(Beginning of Information supplied)
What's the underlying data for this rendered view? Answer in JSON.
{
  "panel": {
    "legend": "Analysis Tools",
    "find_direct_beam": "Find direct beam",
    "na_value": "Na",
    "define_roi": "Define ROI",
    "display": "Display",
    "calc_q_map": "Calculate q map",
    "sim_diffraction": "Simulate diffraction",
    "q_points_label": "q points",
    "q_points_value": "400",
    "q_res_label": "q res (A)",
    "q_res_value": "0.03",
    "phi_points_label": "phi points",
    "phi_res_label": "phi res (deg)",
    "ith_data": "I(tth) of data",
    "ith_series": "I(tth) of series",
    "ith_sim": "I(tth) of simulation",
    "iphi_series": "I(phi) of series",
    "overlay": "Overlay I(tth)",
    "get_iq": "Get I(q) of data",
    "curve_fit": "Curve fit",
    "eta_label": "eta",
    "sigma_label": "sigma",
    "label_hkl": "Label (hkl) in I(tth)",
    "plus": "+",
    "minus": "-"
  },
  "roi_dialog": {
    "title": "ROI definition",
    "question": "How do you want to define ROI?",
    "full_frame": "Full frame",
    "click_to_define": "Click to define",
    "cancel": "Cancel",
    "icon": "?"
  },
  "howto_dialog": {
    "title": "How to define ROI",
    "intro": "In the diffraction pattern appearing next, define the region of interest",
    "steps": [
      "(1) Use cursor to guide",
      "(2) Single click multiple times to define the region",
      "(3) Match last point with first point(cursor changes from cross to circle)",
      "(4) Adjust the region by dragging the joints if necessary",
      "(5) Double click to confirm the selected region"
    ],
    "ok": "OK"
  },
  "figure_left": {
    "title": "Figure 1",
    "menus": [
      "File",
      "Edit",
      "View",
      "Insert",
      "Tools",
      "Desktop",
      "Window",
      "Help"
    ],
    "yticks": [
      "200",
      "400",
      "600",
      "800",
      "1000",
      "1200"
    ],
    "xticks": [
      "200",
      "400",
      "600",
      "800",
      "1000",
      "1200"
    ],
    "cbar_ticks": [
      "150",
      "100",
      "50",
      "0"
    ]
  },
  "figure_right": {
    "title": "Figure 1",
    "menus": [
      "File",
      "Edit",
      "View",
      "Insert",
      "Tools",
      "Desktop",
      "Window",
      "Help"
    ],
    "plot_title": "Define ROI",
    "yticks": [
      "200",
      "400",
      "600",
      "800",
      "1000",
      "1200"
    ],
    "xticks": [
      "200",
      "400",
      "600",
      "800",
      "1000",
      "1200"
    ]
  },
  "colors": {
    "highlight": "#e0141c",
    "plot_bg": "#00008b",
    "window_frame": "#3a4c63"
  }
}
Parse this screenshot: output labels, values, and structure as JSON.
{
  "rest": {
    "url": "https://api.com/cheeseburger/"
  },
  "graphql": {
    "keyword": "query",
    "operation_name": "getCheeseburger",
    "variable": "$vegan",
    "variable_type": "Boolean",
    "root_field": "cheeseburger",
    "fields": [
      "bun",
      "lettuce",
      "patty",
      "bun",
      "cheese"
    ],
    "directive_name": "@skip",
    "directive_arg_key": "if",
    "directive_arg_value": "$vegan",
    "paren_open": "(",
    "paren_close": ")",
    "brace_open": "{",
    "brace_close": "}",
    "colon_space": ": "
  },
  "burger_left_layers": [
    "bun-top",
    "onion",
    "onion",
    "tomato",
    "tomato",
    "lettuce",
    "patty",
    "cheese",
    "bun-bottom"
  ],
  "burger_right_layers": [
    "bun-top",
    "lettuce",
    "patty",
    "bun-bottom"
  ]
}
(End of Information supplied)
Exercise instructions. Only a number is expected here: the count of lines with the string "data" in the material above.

Written answer. 3